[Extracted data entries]
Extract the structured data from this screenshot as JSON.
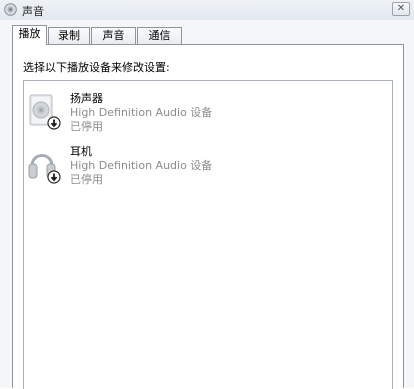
{
  "window": {
    "title": "声音",
    "close_label": "✕"
  },
  "tabs": [
    {
      "label": "播放",
      "active": true
    },
    {
      "label": "录制",
      "active": false
    },
    {
      "label": "声音",
      "active": false
    },
    {
      "label": "通信",
      "active": false
    }
  ],
  "panel": {
    "instruction": "选择以下播放设备来修改设置:"
  },
  "devices": [
    {
      "name": "扬声器",
      "description": "High Definition Audio 设备",
      "status": "已停用",
      "icon": "speaker-icon"
    },
    {
      "name": "耳机",
      "description": "High Definition Audio 设备",
      "status": "已停用",
      "icon": "headphones-icon"
    }
  ]
}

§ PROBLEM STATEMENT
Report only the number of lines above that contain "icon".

§ EXPECTED ANSWER
2